> **EXERCISE**
Look over the lines below. Report each one that includes the string "this".

[INFORMATION GIVEN Boundary: Start]

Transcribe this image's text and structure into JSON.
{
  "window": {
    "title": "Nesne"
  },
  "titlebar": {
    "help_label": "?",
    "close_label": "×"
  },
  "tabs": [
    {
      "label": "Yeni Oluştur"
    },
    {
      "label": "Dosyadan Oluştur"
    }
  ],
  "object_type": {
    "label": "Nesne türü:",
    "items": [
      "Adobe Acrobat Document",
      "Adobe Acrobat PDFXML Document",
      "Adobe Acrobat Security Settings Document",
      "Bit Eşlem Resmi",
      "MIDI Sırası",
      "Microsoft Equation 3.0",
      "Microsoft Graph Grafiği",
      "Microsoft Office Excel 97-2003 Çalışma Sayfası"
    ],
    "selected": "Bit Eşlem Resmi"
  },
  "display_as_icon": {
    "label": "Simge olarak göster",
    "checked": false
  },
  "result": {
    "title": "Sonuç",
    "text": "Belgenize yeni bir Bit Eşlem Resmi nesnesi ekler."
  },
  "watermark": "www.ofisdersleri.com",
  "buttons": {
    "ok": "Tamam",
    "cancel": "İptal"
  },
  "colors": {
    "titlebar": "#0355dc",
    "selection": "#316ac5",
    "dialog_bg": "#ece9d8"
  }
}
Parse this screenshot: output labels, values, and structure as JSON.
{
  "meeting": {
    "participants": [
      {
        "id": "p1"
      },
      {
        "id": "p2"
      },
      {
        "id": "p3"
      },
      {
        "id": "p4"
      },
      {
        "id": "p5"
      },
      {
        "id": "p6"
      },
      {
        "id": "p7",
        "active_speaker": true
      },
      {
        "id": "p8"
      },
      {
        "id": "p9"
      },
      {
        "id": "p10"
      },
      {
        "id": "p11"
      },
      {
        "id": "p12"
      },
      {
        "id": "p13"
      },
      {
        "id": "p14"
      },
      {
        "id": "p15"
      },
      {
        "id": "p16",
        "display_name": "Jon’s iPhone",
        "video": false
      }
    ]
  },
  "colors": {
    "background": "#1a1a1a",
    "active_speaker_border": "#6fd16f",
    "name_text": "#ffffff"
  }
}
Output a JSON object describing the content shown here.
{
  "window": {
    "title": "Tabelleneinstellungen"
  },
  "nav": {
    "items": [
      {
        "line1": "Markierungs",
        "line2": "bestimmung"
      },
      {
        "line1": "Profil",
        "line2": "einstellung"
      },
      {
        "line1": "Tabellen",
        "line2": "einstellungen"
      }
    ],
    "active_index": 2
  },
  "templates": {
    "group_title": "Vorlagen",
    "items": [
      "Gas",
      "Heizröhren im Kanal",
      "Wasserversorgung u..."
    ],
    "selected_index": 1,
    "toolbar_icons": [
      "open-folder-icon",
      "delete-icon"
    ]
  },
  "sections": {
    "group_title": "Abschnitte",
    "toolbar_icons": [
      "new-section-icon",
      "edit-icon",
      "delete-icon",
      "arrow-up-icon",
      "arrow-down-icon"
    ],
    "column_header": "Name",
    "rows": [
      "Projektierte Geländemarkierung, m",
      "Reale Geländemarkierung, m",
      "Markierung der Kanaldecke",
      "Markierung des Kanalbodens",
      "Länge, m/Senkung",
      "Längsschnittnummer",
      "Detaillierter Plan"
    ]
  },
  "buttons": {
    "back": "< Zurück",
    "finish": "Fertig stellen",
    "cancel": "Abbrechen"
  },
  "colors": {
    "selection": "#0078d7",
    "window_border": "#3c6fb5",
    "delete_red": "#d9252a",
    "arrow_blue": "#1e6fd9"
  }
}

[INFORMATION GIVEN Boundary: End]
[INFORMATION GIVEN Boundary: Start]

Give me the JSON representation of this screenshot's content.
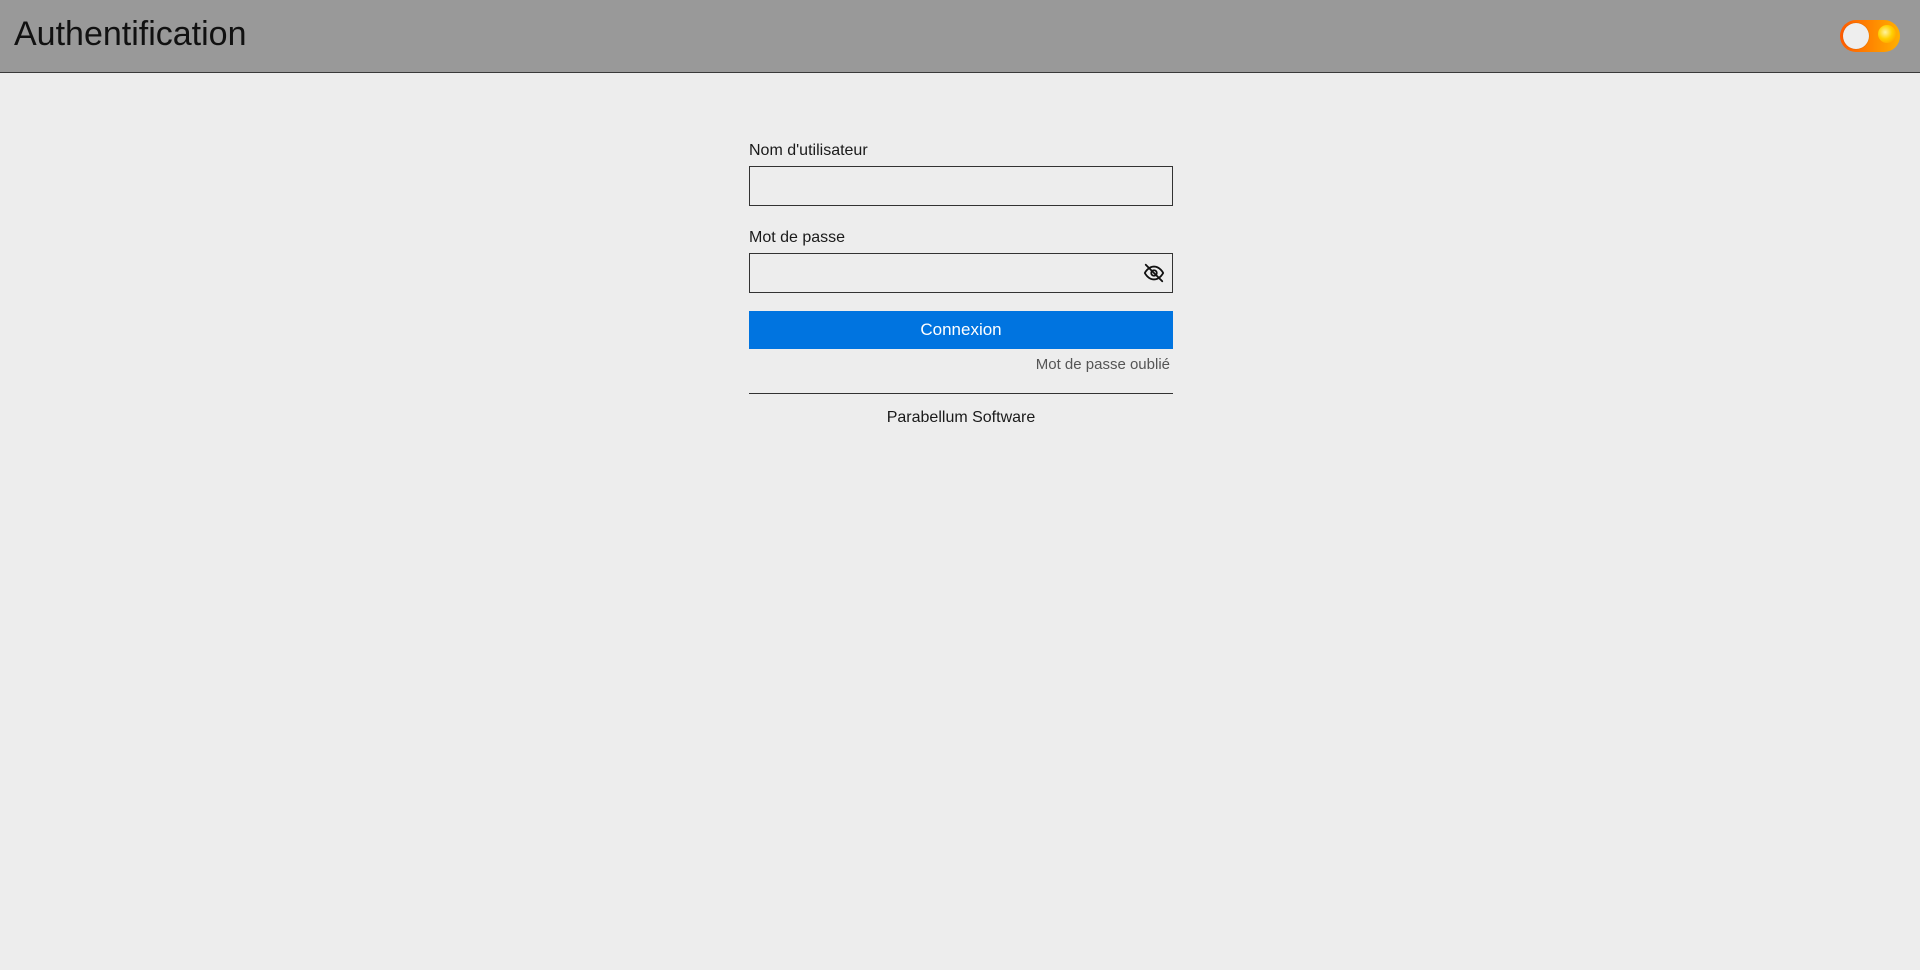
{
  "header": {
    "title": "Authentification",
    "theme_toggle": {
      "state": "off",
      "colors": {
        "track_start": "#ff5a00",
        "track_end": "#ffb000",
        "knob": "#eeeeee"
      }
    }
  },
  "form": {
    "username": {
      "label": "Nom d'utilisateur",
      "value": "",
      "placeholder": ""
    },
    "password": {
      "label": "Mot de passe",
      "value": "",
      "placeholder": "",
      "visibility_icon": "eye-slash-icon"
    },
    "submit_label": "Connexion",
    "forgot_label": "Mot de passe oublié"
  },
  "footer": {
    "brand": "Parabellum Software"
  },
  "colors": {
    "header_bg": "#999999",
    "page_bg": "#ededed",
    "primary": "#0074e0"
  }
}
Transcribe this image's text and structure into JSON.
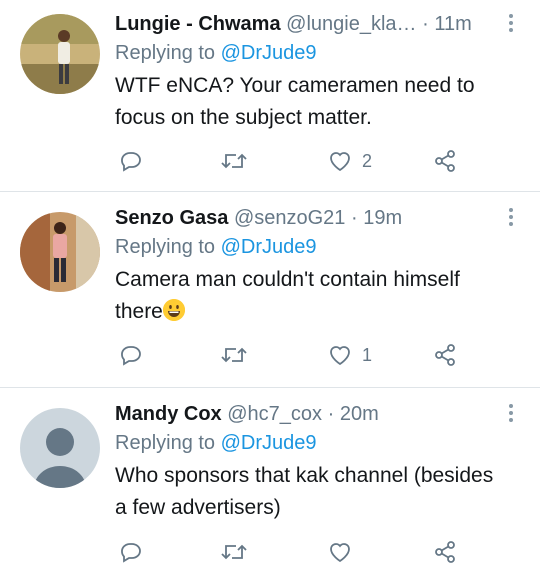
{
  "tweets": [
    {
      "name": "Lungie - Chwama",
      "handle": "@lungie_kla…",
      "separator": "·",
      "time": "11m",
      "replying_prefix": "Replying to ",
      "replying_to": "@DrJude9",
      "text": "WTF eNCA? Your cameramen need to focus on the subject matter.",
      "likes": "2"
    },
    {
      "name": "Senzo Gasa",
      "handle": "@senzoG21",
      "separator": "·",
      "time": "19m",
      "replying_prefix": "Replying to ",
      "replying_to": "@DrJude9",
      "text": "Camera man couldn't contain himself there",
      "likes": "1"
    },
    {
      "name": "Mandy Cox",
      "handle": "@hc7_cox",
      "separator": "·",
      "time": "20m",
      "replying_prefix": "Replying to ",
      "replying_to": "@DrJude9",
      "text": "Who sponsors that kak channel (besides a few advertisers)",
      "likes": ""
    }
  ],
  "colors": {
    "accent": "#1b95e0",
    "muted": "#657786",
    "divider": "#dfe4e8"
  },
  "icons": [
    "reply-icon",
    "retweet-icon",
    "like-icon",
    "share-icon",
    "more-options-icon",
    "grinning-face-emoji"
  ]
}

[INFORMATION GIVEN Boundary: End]

> **WRITTEN REPLY**
Transcribe this image's text and structure into JSON.
Parse this screenshot: output labels, values, and structure as JSON.
Give me the JSON representation of this screenshot's content.
Transcribe this image's text and structure into JSON.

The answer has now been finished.